Possibly he feared a Nc3 and Qf3 (aiming at the a8 Rook) after Black took the d5 pawn with the Knight.

Either that or he adopted the time honoured strategy when playing v a stronger player. Chop wood at every opportunity.

search thread:   
< Earlier Kibitzing  · PAGE 2 OF 2 ·  Later Kibitzing>

NOTE: Create an account today to post replies and access other powerful features which are available only to registered users. Becoming a member is free, anonymous, and takes less than 1 minute! If you already have a username, then simply login login under your username now to join the discussion.

Please observe our posting guidelines:

  1. No obscene, racist, sexist, or profane language.
  2. No spamming, advertising, duplicate, or gibberish posts.
  3. No vitriolic or systematic personal attacks against other members.
  4. Nothing in violation of United States law.
  5. No cyberstalking or malicious posting of negative or private information (doxing/doxxing) of members.
  6. No trolling.
  7. The use of "sock puppet" accounts to circumvent disciplinary action taken by moderators, create a false impression of consensus or support, or stage conversations, is prohibited.

Please try to maintain a semblance of civility at all times.

Blow the Whistle

See something that violates our rules? Blow the whistle and inform a moderator.


NOTE: Please keep all discussion on-topic. This forum is for this specific game only. To discuss chess or this site in general, visit the Kibitzer's Café.

Messages posted by Chessgames members do not necessarily represent the views of Chessgames.com, its employees, or sponsors.
All moderator actions taken are ultimately at the sole discretion of the administration.

This game is type: CLASSICAL. Please report incorrect or missing information by submitting a correction slip to help us improve the quality of our content.

<This page contains Editor Notes.

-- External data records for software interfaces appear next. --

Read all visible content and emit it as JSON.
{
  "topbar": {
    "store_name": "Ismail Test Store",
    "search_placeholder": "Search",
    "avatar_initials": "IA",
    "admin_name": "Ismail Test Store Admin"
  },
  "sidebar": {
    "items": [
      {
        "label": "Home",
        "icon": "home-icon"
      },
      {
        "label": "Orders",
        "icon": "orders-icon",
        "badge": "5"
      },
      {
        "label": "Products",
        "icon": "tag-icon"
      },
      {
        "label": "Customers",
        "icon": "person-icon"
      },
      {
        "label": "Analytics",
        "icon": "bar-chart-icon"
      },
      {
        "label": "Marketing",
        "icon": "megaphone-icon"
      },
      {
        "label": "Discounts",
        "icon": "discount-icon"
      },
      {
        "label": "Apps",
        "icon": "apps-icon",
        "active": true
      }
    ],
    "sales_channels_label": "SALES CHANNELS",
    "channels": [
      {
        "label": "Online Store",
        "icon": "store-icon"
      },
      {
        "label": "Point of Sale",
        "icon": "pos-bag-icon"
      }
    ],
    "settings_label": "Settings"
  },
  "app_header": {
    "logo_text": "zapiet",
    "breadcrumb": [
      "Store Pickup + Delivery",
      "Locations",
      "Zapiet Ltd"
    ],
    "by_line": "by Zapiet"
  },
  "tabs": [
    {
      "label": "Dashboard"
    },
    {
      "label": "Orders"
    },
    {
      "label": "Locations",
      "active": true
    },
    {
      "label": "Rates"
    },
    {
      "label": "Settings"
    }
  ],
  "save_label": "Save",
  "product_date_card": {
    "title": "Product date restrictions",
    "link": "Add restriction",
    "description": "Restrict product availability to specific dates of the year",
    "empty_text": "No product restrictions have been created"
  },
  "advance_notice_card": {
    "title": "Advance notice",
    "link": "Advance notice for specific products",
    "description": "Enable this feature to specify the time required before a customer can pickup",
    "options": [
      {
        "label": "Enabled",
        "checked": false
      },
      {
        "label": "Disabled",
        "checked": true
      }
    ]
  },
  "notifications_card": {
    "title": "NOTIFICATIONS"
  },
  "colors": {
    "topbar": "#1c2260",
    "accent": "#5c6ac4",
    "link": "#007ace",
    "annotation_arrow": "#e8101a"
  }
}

Click here to read them.>

Featured in the Following Game Collections[what is this?]
14.? (October 17, 2014)
from Friday Puzzles, 2011-2017 by Phony Benoni
14.? (Friday, October 17)
from POTD Sicilian Defense 4 by takchess
14.? (Friday, October 17)
from Puzzle of the Day 2014 by Phony Benoni
14.? (October 17, 2014)
from Friday Puzzles, 2011-2017 by docjan
Sat & Sun Gallery games!
by FLAWLESSWIN64

Home | About | Login | Logout | F.A.Q. | Profile | Preferences | Premium Membership | Kibitzer's Café | Biographer's Bistro | New Kibitzing | Chessforums | Tournament Index | Player Directory | Notable Games | World Chess Championships | Opening Explorer | Guess the Move | Game Collections | ChessBookie Game | Chessgames Challenge | Store | Privacy Notice | Contact Us

Copyright 2001-2021, Chessgames Services LLC